Chlorhexidine

Added to Handbook: Prior to June 2004
Updated: May 2019

PURPOSE

To provide guidelines on the use of chlorhexidine by dental hygienists.

BACKGROUND

Chlorhexidine has been shown to be an effective anti-plaque and anti‑gingivitis chemotherapeutic agent. Topical oral preparations of therapeutic chlorhexidine and chlorhexidine salts are listed on the federal Food and Drugs Act Prescription Drug List. The federal Act is enacted through provincial legislation.

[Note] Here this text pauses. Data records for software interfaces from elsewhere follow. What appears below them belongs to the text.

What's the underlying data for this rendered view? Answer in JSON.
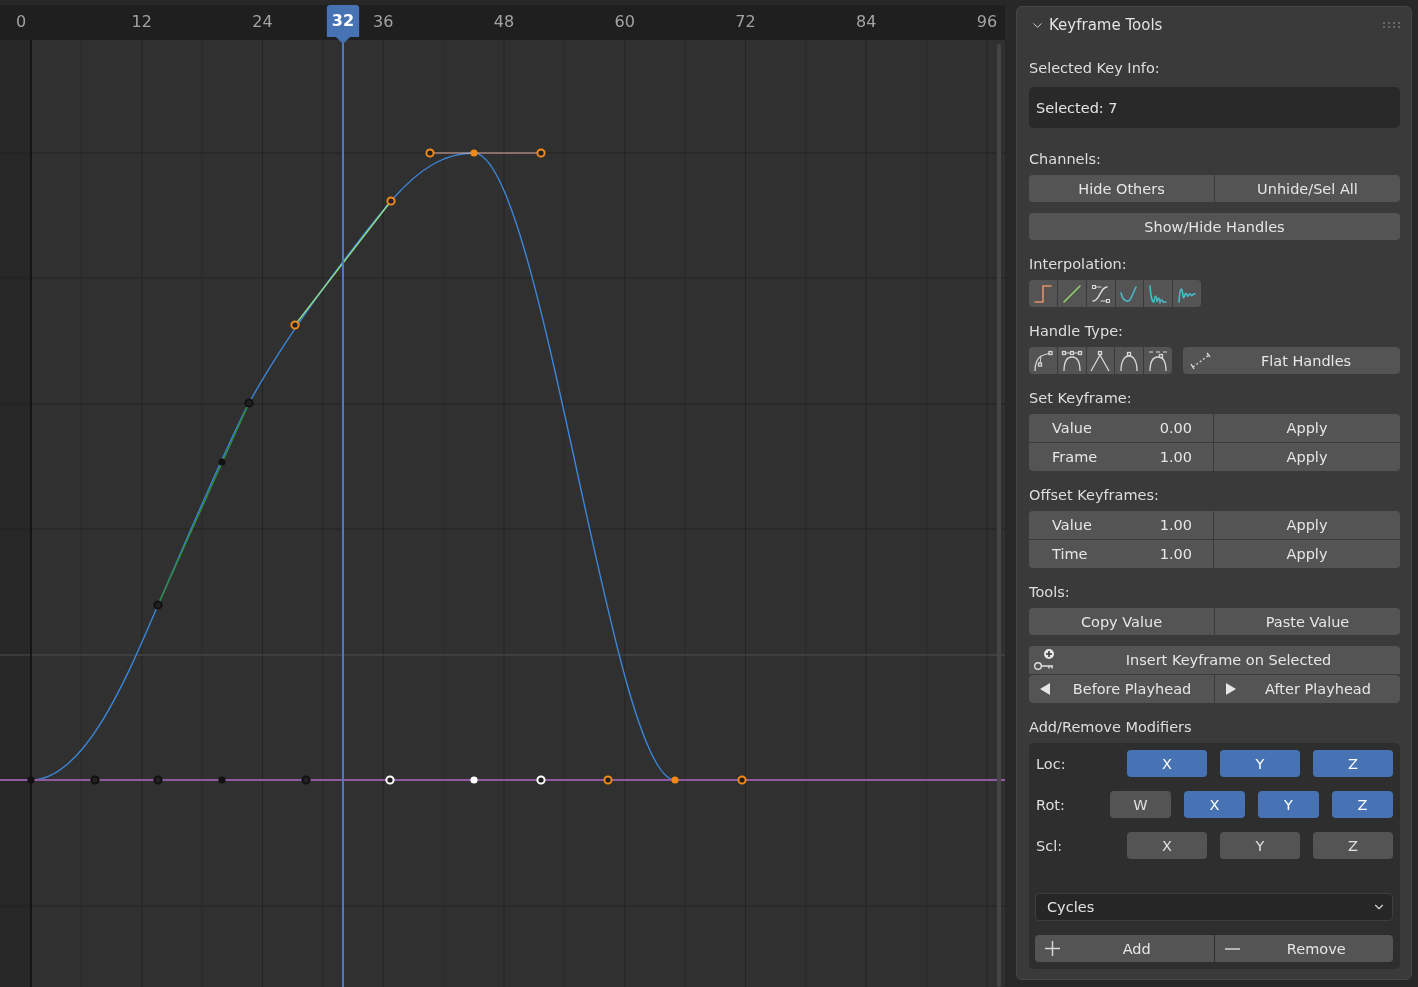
{
  "graph_editor": {
    "ruler": {
      "ticks": [
        "0",
        "12",
        "24",
        "36",
        "48",
        "60",
        "72",
        "84",
        "96"
      ],
      "playhead": "32"
    }
  },
  "panel": {
    "title": "Keyframe Tools",
    "expanded": true,
    "selected_key_info": {
      "label": "Selected Key Info:",
      "value": "Selected: 7"
    },
    "channels": {
      "label": "Channels:",
      "buttons": [
        "Hide Others",
        "Unhide/Sel All"
      ],
      "handles_button": "Show/Hide Handles"
    },
    "interpolation": {
      "label": "Interpolation:",
      "buttons": [
        {
          "kind": "constant"
        },
        {
          "kind": "linear"
        },
        {
          "kind": "bezier"
        },
        {
          "kind": "ease"
        },
        {
          "kind": "bounce"
        },
        {
          "kind": "elastic"
        }
      ]
    },
    "handle_type": {
      "label": "Handle Type:",
      "buttons": [
        {
          "kind": "free"
        },
        {
          "kind": "aligned"
        },
        {
          "kind": "vector"
        },
        {
          "kind": "automatic"
        },
        {
          "kind": "auto_clamped"
        }
      ],
      "flat_button": "Flat Handles"
    },
    "set_keyframe": {
      "label": "Set Keyframe:",
      "rows": [
        {
          "field": "Value",
          "value": "0.00",
          "button": "Apply"
        },
        {
          "field": "Frame",
          "value": "1.00",
          "button": "Apply"
        }
      ]
    },
    "offset_keyframes": {
      "label": "Offset Keyframes:",
      "rows": [
        {
          "field": "Value",
          "value": "1.00",
          "button": "Apply"
        },
        {
          "field": "Time",
          "value": "1.00",
          "button": "Apply"
        }
      ]
    },
    "tools": {
      "label": "Tools:",
      "buttons": [
        "Copy Value",
        "Paste Value"
      ],
      "insert_button": "Insert Keyframe on Selected",
      "playhead_buttons": [
        "Before Playhead",
        "After Playhead"
      ]
    },
    "modifiers": {
      "label": "Add/Remove Modifiers",
      "groups": [
        {
          "label": "Loc:",
          "toggles": [
            {
              "label": "X",
              "on": true
            },
            {
              "label": "Y",
              "on": true
            },
            {
              "label": "Z",
              "on": true
            }
          ]
        },
        {
          "label": "Rot:",
          "toggles": [
            {
              "label": "W",
              "on": false
            },
            {
              "label": "X",
              "on": true
            },
            {
              "label": "Y",
              "on": true
            },
            {
              "label": "Z",
              "on": true
            }
          ]
        },
        {
          "label": "Scl:",
          "toggles": [
            {
              "label": "X",
              "on": false
            },
            {
              "label": "Y",
              "on": false
            },
            {
              "label": "Z",
              "on": false
            }
          ]
        }
      ],
      "dropdown": "Cycles",
      "add_button": "Add",
      "remove_button": "Remove"
    }
  }
}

The BC legislation is the Drug Schedules Regulation to the Pharmacy Operations and Drug Scheduling Act of British Columbia, which lists chlorhexidine as a “Schedule I – Prescription” drug.
 
Schedule I drugs require a prescription for sale and are provided to the public by a pharmacist following the diagnosis and professional intervention of a “practitioner”. Specific practitioners who may prescribe a Schedule I drug for sale are defined by provincial legislation. This includes dentists and physicians.
 
Chlorhexidine is routinely used in dental settings as a pre-procedural rinse, for irrigation, and/or for topical application. Chlorhexidine oral rinses may be provided by a dental office to a client for home use as a mouth rinse or for site specific irrigation. Chlorhexidine oral rinses may also be purchased by clients for home use.

POLICY

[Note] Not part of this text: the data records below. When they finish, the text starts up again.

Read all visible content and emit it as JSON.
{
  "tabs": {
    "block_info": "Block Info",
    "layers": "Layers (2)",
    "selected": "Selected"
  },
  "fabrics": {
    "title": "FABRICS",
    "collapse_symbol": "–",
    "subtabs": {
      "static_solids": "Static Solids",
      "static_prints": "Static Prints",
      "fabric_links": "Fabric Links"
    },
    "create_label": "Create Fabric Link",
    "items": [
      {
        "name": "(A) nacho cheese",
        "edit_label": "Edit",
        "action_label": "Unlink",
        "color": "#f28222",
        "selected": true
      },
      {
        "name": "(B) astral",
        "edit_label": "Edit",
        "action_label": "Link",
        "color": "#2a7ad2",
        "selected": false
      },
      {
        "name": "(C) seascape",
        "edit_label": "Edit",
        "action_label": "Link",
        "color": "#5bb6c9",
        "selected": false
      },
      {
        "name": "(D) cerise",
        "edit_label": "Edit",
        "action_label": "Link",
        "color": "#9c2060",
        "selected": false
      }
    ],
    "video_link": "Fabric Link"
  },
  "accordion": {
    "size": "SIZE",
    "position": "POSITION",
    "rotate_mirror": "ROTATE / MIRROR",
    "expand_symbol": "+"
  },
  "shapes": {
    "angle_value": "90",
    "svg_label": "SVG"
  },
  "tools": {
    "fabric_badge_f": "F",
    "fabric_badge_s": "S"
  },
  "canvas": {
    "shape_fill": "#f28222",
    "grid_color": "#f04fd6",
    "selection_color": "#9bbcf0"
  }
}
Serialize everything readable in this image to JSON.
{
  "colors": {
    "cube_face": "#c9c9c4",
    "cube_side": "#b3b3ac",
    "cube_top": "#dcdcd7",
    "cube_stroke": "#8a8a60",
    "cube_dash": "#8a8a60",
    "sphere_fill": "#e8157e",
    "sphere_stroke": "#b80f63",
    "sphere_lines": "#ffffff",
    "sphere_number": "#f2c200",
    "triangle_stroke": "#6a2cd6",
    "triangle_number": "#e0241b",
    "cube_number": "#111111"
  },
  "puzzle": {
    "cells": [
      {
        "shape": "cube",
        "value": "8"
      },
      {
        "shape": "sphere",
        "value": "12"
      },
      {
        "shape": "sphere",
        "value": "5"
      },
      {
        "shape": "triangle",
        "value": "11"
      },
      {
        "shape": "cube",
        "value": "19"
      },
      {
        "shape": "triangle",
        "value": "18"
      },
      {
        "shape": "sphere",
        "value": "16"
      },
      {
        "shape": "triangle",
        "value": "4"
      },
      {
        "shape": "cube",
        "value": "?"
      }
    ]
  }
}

A written prescription by a dentist or physician is required for the sale of chlorhexidine to a client by a pharmacy. A prescription note must be recorded in the client's record.
 
In-office use of chlorhexidine by dental hygienists must be supported by a prescription or annotation documented in the client's chart by the prescriber. Documentation for the prescribed use of chlorhexidine should specify whether it is intended for a single appointment or for ongoing appointments (e.g. as a pre-procedural rinse). Following a prescription, the use of chlorhexidine products in-office by a dental hygienist must be documented in the client’s chart including product, concentration, and volume. Any chlorhexidine preparations given to a client for home use must also follow a documented prescription.

If the ability to obtain a prescription for in-office use of chlorhexidine poses a barrier, dental hygienists should select appropriate alternative products that are supported by evidence of effectiveness.
 
Dental hygienists are expected to provide client-centered care based on each client’s individual needs. Client-centered care includes planning interventions and selecting products for use that are evidence-based.

 

REFERENCES